Supports your Purpose for the computer
Most common complaints we see usually involve computers that are underpowered for the tasks they are expected to perform.
Would you pull a 32ft travel trailer with a VW Bug?
Aveo/Impala/Corvette Experience tells you that these three Chevy vehicles have different features for different purposes. We also know that the differences between a Corvette and a Model T are major. Yet when it comes to our computers, we still tend to see them as all the same – and as glorified hybrids of calculators and typewriters.
Aveo Grade (4-cyl) “budget” processors – Great highway mileage, low power, okay for everyday commute on the Internet.
“ These are processors that may or may not be in production anymore by the manufacturers but are very inexpensive and functional. Discontinued high-end processors typically provide a better bang for your buck functionally.” (Kyrnin)
Impala Grade (with the standard V-6 engine), mid-level processors:
“ This is the segment of the market that is probably the best overall value for your computing dollar. While they are not the fastest processors on the market, they still perform very well in all aspects of computing. They may not have the total functional lifespan of the highest end processors, but the price to performance ratio tends to outweigh their longevity.” (Kyrnin)
Corvette Grade (V-8 of course!), high-end processors:
“ This is the cream of the crop when it comes to processing power. If you absolutely must have the best thing out there for your new computer then this is what you want to look at. It will cost you though. Generally the most recent processors from the manufacturers come at a price premium of about double that of the middle processors. While the price is over double that of the middle processors, the performance tends to be only about 25-50% more at the best of times from their counterparts in the middle category.” (Kyrnin)
“ Memory is the workhorse behind the performance of your computer. Memory temporarily stores information from your operating system, applications and data in current use. This gives your processor easy access to the critical information that makes your program run.” From OfficeMax Recommends

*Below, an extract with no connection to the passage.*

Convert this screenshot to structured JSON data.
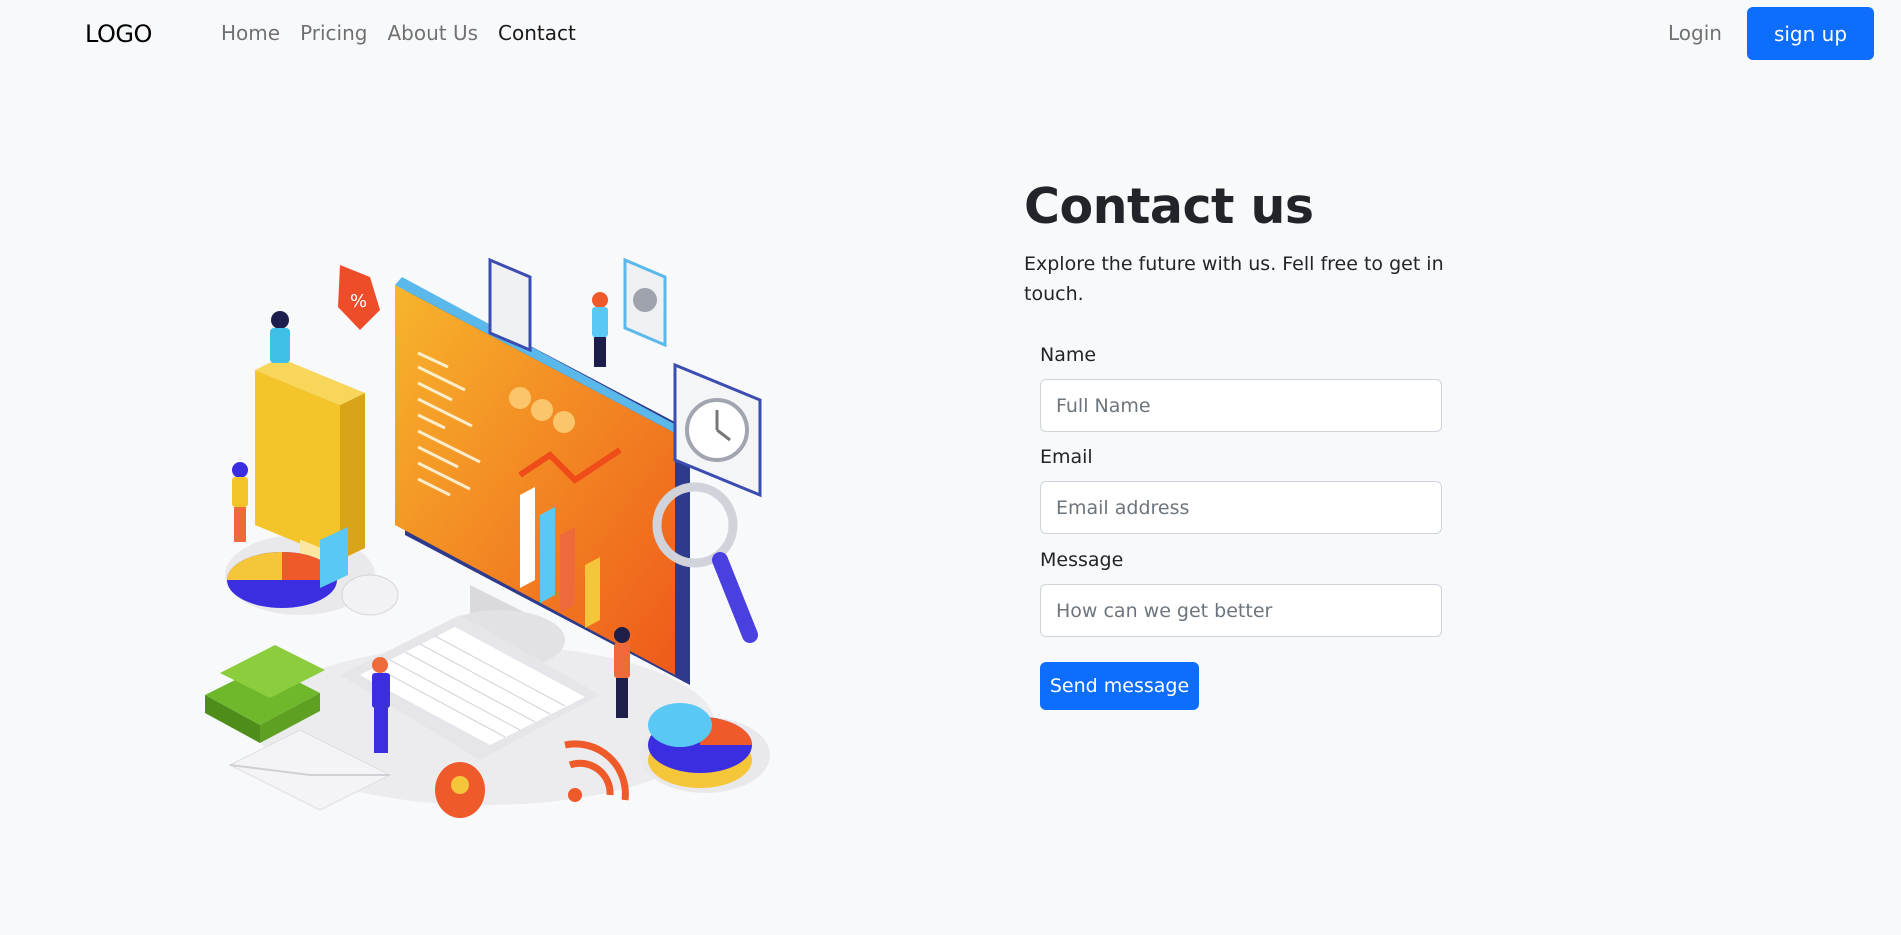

This is the area on that spec sheet where you’ll see something like “2 GB DDR2”
This is NOT the amount of space on your hard disk drive (HDD)

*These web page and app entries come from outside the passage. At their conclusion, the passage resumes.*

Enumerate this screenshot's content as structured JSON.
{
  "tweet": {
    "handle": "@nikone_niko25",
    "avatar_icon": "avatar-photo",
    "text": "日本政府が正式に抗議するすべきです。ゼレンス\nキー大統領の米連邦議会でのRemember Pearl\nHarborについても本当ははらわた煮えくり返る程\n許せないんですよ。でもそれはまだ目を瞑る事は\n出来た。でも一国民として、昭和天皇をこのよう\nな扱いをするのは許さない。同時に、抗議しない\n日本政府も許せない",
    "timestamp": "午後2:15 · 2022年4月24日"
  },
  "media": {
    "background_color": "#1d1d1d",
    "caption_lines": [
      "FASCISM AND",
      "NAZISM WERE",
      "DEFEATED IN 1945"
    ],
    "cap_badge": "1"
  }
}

If you run multiple programs at the same time, you cannot afford to skimp on memory
“ The rule of thumb that I use for all computer systems for determining if it has enough memory is to look at the requirements of the software you intend to run. Pick up the boxes for each of the applications and the OS that you intend to run and look at both the "minimum" and "recommended" requirements. Typically you want to have more RAM than the highest minimum and ideally at least as much as the highest listed recommended requirement. The following chart provides a general idea of how a system will run with various amounts of memory:

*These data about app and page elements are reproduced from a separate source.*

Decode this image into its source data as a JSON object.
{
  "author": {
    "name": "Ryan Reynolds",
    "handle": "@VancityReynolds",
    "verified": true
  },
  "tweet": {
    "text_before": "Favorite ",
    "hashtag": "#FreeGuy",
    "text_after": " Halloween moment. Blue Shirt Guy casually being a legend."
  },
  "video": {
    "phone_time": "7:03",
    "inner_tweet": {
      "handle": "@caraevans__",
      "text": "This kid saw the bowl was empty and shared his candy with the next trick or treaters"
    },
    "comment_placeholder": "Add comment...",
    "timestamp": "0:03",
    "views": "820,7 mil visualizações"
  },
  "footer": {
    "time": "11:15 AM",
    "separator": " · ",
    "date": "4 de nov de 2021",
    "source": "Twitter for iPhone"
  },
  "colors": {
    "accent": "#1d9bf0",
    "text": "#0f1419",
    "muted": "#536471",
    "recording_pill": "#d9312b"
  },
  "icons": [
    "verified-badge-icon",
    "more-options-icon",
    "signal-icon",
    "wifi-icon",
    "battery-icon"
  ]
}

Minimum Functionality: 1GB (Aveo)
Optimal: 2GB (Impala)
Smooth Sailing: >2GB (Impala, Corvette)
System Bus What's a bus? “ To get anything done with a computer you have to get the information you input to the CPU and then to any attached devices such as cards, displays, and other output devices. Inside the computer itself, this information travels in the form of signals over what is known as a bus. You can think of a bus as a road and the signals as cars. A wide road (bus) can support more cars (signals), and a smaller road (bus) supports less. The cars (signals) on the road (bus) have a speed limit (the bus speed). Going along with this analogy: A computer is like a small city. You do not have just one road, but instead you have several different roads with different names and speeds.” Lee Penrod, Directron.org
PCI/PCI Express: The PCI bus connects your expansion cards and drives to your processor and other sub systems. PCI Express is the superhighway version of the PCI bus. Currently, the most common use for PCI Express is video.
AGP: The AGP bus connects your video card directly to your memory and processor. It is very high speed compared to standard PCI. Only one device can be hooked to the AGP bus as it only supports one video card, so the speed is better compared to the PCI bus, which has many devices on it at once.
FSB: The Front Side Bus is the most important bus to consider when you are talking about the performance of a computer. The FSB connects the processor (CPU) in your computer to the system memory. The faster the FSB is, the faster you can get data to your processor. The faster you get data to the processor, the faster your processor can do work on it. (Lee Penrod)